California takes its citizens’ rights to privacy very seriously. In fact, Article I, Section 1 of the state constitution provides that “All people are by nature free and independent and have inalienable rights. Among these are enjoying and defending life and liberty, acquiring, possessing, and protecting property, and pursuing and obtaining safety, happiness, and privacy.”
To ratchet up the protection of its citizens’ privacy, California enacted the “Invasion of Privacy Act” in 1967 because eavesdropping through recording devices create “a serious threat to the free exercise of personal liberties and cannot be tolerated in a free and civilized society.” Cal. Penal Code 630. California’s criminal law against eavesdropping criminalizes a very particular kind of eavesdropping. In order to be a crime, eavesdropping needs to have the following characteristics pursuant to Penal Code 632:
1. It needs to be intentional — not accidental.
2. The recording needs to take place without the permission of one of the parties to the overheard conversation.
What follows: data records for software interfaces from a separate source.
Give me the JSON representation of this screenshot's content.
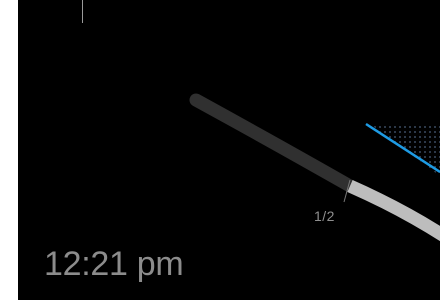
{
  "status": {
    "clock_text": "12:21 pm"
  },
  "pager": {
    "page_indicator": "1/2",
    "current_page": 1,
    "total_pages": 2
  },
  "colors": {
    "background": "#000000",
    "track_inactive": "#303030",
    "track_active": "#bdbdbd",
    "accent": "#1e9be4",
    "dots": "#3a4a5e",
    "text": "#8c8c8c"
  }
}
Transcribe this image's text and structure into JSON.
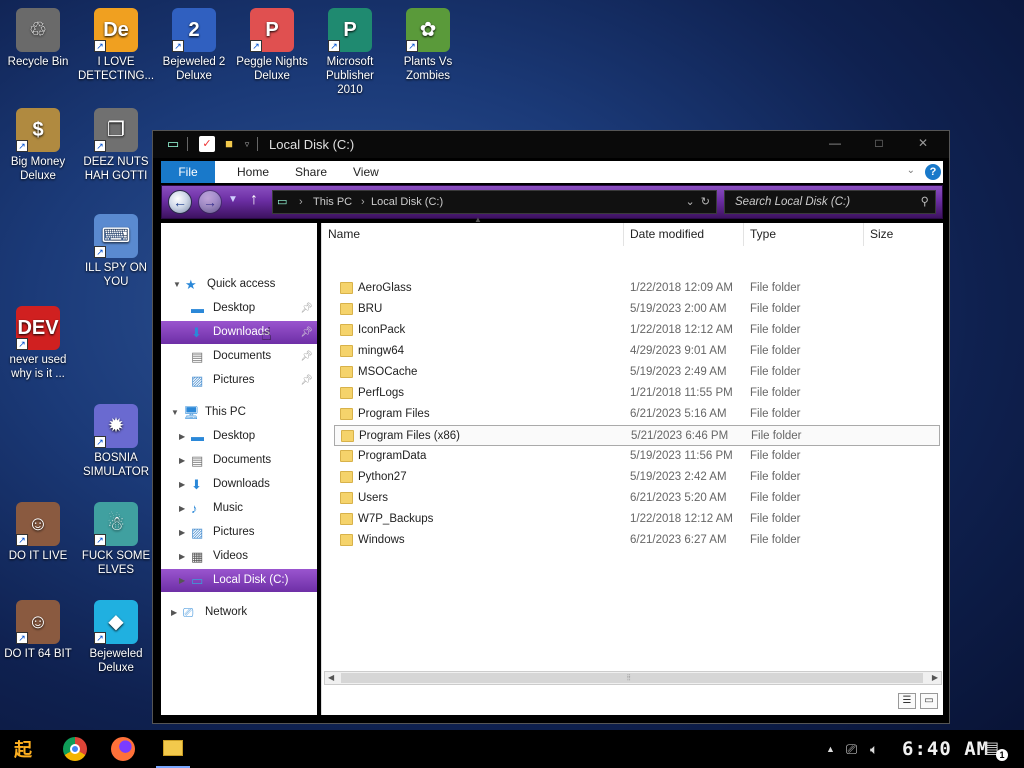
{
  "desktop": {
    "icons": [
      {
        "label": "Recycle Bin",
        "glyph": "♲",
        "color": "#6a6a6a"
      },
      {
        "label": "I LOVE DETECTING...",
        "glyph": "De",
        "color": "#f0a020"
      },
      {
        "label": "Bejeweled 2 Deluxe",
        "glyph": "2",
        "color": "#3060c0"
      },
      {
        "label": "Peggle Nights Deluxe",
        "glyph": "P",
        "color": "#e05050"
      },
      {
        "label": "Microsoft Publisher 2010",
        "glyph": "P",
        "color": "#1f8a70"
      },
      {
        "label": "Plants Vs Zombies",
        "glyph": "✿",
        "color": "#5a9a3a"
      },
      {
        "label": "Big Money Deluxe",
        "glyph": "$",
        "color": "#b08a40"
      },
      {
        "label": "DEEZ NUTS HAH GOTTI",
        "glyph": "❐",
        "color": "#707070"
      },
      {
        "label": "ILL SPY ON YOU",
        "glyph": "⌨",
        "color": "#5a8ad0"
      },
      {
        "label": "never used why is it ...",
        "glyph": "DEV",
        "color": "#d02020"
      },
      {
        "label": "BOSNIA SIMULATOR",
        "glyph": "✹",
        "color": "#6a6ad0"
      },
      {
        "label": "DO IT LIVE",
        "glyph": "☺",
        "color": "#8a5a40"
      },
      {
        "label": "FUCK SOME ELVES",
        "glyph": "☃",
        "color": "#40a0a0"
      },
      {
        "label": "DO IT 64 BIT",
        "glyph": "☺",
        "color": "#8a5a40"
      },
      {
        "label": "Bejeweled Deluxe",
        "glyph": "◆",
        "color": "#20b0e0"
      }
    ]
  },
  "window": {
    "title": "Local Disk (C:)",
    "controls": {
      "minimize": "—",
      "maximize": "□",
      "close": "✕"
    },
    "ribbon": {
      "file": "File",
      "home": "Home",
      "share": "Share",
      "view": "View",
      "help": "?"
    },
    "address": {
      "crumbs": [
        "This PC",
        "Local Disk (C:)"
      ],
      "separator": "›"
    },
    "search_placeholder": "Search Local Disk (C:)",
    "nav": {
      "quick_access": "Quick access",
      "quick_items": [
        {
          "label": "Desktop"
        },
        {
          "label": "Downloads",
          "selected": true
        },
        {
          "label": "Documents"
        },
        {
          "label": "Pictures"
        }
      ],
      "this_pc": "This PC",
      "pc_items": [
        {
          "label": "Desktop"
        },
        {
          "label": "Documents"
        },
        {
          "label": "Downloads"
        },
        {
          "label": "Music"
        },
        {
          "label": "Pictures"
        },
        {
          "label": "Videos"
        },
        {
          "label": "Local Disk (C:)",
          "selected": true
        }
      ],
      "network": "Network"
    },
    "columns": {
      "name": "Name",
      "date": "Date modified",
      "type": "Type",
      "size": "Size"
    },
    "files": [
      {
        "name": "AeroGlass",
        "date": "1/22/2018 12:09 AM",
        "type": "File folder"
      },
      {
        "name": "BRU",
        "date": "5/19/2023 2:00 AM",
        "type": "File folder"
      },
      {
        "name": "IconPack",
        "date": "1/22/2018 12:12 AM",
        "type": "File folder"
      },
      {
        "name": "mingw64",
        "date": "4/29/2023 9:01 AM",
        "type": "File folder"
      },
      {
        "name": "MSOCache",
        "date": "5/19/2023 2:49 AM",
        "type": "File folder"
      },
      {
        "name": "PerfLogs",
        "date": "1/21/2018 11:55 PM",
        "type": "File folder"
      },
      {
        "name": "Program Files",
        "date": "6/21/2023 5:16 AM",
        "type": "File folder"
      },
      {
        "name": "Program Files (x86)",
        "date": "5/21/2023 6:46 PM",
        "type": "File folder",
        "selected": true
      },
      {
        "name": "ProgramData",
        "date": "5/19/2023 11:56 PM",
        "type": "File folder"
      },
      {
        "name": "Python27",
        "date": "5/19/2023 2:42 AM",
        "type": "File folder"
      },
      {
        "name": "Users",
        "date": "6/21/2023 5:20 AM",
        "type": "File folder"
      },
      {
        "name": "W7P_Backups",
        "date": "1/22/2018 12:12 AM",
        "type": "File folder"
      },
      {
        "name": "Windows",
        "date": "6/21/2023 6:27 AM",
        "type": "File folder"
      }
    ]
  },
  "taskbar": {
    "clock": "6:40 AM",
    "notification_count": "1",
    "tray_chevron": "▲"
  }
}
If one party consents and the other doesn’t, it is still eavesdropping.
3. The conversation needs to be confidential. This means that it needs to take place in circumstances that reasonably indicate that at least one party to the conversation intends for no one else to overhear it.
4. Most importantly, eavesdropping needs to involve the use of an electronic amplifying or recording device, either to overhear the conversation in the first place or to record it.
Section 631 makes such unlawful eavesdropping punishable as a misdemeanor by a fine not exceeding $2,500, or by imprisonment in the county jail not exceeding one year. However, a prosecutor has the discretion to charge eavesdropping as a felony, which is punishable by up to three years in state prison, a $2,500 fine, or both.
Additionally, under Penal Code sections 632.5 and 632.6, the same penalties apply if someone intercepts a call between two phones with criminal intent and without the consent of both parties to the call.
At this point, not enough facts are known about where the racist conversation took place or how it was recorded. However, if Stiviano recorded Sterling without his consent, and in a place where he had a reasonable expectation of privacy, then she could face criminal charges. Additionally, Sterling could file a civil suit against Viviano, but it would appear that any of her assets likely came from Sterling. So he would just be suing to recoup his own money.
Viviano has a laundry list of reasons, most of them admirable, for releasing this recording. However, she still might want to save some money for a criminal defense lawyer.